**Exercise instructions**
Reproduce the records word for word, leaving out any pictures they hold.

Items from a data source:
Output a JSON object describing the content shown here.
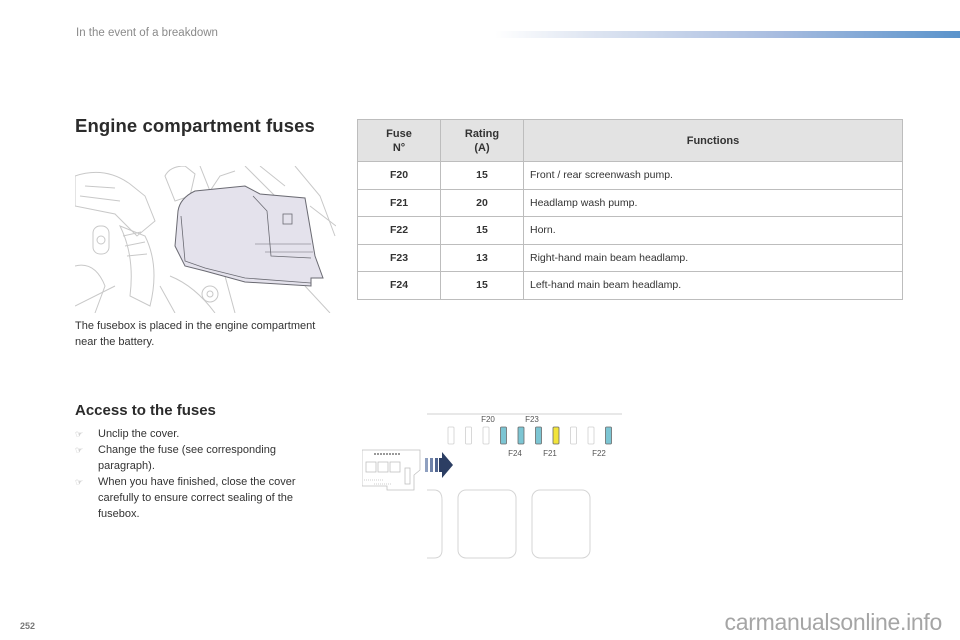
{
  "header": {
    "section": "In the event of a breakdown"
  },
  "title": "Engine compartment fuses",
  "illustration": {
    "name": "engine-compartment-fusebox-illustration",
    "caption": "The fusebox is placed in the engine compartment near the battery."
  },
  "access": {
    "title": "Access to the fuses",
    "bullet_icon": "pointing-hand-icon",
    "bullet_glyph": "☞",
    "steps": [
      "Unclip the cover.",
      "Change the fuse (see corresponding paragraph).",
      "When you have finished, close the cover carefully to ensure correct sealing of the fusebox."
    ]
  },
  "table": {
    "headers": {
      "fuse_line1": "Fuse",
      "fuse_line2": "N°",
      "rating_line1": "Rating",
      "rating_line2": "(A)",
      "functions": "Functions"
    },
    "rows": [
      {
        "fuse": "F20",
        "rating": "15",
        "function": "Front / rear screenwash pump."
      },
      {
        "fuse": "F21",
        "rating": "20",
        "function": "Headlamp wash pump."
      },
      {
        "fuse": "F22",
        "rating": "15",
        "function": "Horn."
      },
      {
        "fuse": "F23",
        "rating": "13",
        "function": "Right-hand main beam headlamp."
      },
      {
        "fuse": "F24",
        "rating": "15",
        "function": "Left-hand main beam headlamp."
      }
    ]
  },
  "diagram": {
    "labels_top": [
      "F20",
      "F23"
    ],
    "labels_bottom": [
      "F24",
      "F21",
      "F22"
    ],
    "colors": {
      "blue_fuse": "#7cc5d3",
      "yellow_fuse": "#f2e43a",
      "arrow": "#2c3e63",
      "outline": "#cfcfcf"
    }
  },
  "footer": {
    "page_number": "252",
    "watermark": "carmanualsonline.info"
  }
}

**Expected answer**
Output a JSON object describing the content shown here.
{
  "header": {
    "section": "In the event of a breakdown"
  },
  "title": "Engine compartment fuses",
  "illustration": {
    "name": "engine-compartment-fusebox-illustration",
    "caption": "The fusebox is placed in the engine compartment near the battery."
  },
  "access": {
    "title": "Access to the fuses",
    "bullet_icon": "pointing-hand-icon",
    "bullet_glyph": "☞",
    "steps": [
      "Unclip the cover.",
      "Change the fuse (see corresponding paragraph).",
      "When you have finished, close the cover carefully to ensure correct sealing of the fusebox."
    ]
  },
  "table": {
    "headers": {
      "fuse_line1": "Fuse",
      "fuse_line2": "N°",
      "rating_line1": "Rating",
      "rating_line2": "(A)",
      "functions": "Functions"
    },
    "rows": [
      {
        "fuse": "F20",
        "rating": "15",
        "function": "Front / rear screenwash pump."
      },
      {
        "fuse": "F21",
        "rating": "20",
        "function": "Headlamp wash pump."
      },
      {
        "fuse": "F22",
        "rating": "15",
        "function": "Horn."
      },
      {
        "fuse": "F23",
        "rating": "13",
        "function": "Right-hand main beam headlamp."
      },
      {
        "fuse": "F24",
        "rating": "15",
        "function": "Left-hand main beam headlamp."
      }
    ]
  },
  "diagram": {
    "labels_top": [
      "F20",
      "F23"
    ],
    "labels_bottom": [
      "F24",
      "F21",
      "F22"
    ],
    "colors": {
      "blue_fuse": "#7cc5d3",
      "yellow_fuse": "#f2e43a",
      "arrow": "#2c3e63",
      "outline": "#cfcfcf"
    }
  },
  "footer": {
    "page_number": "252",
    "watermark": "carmanualsonline.info"
  }
}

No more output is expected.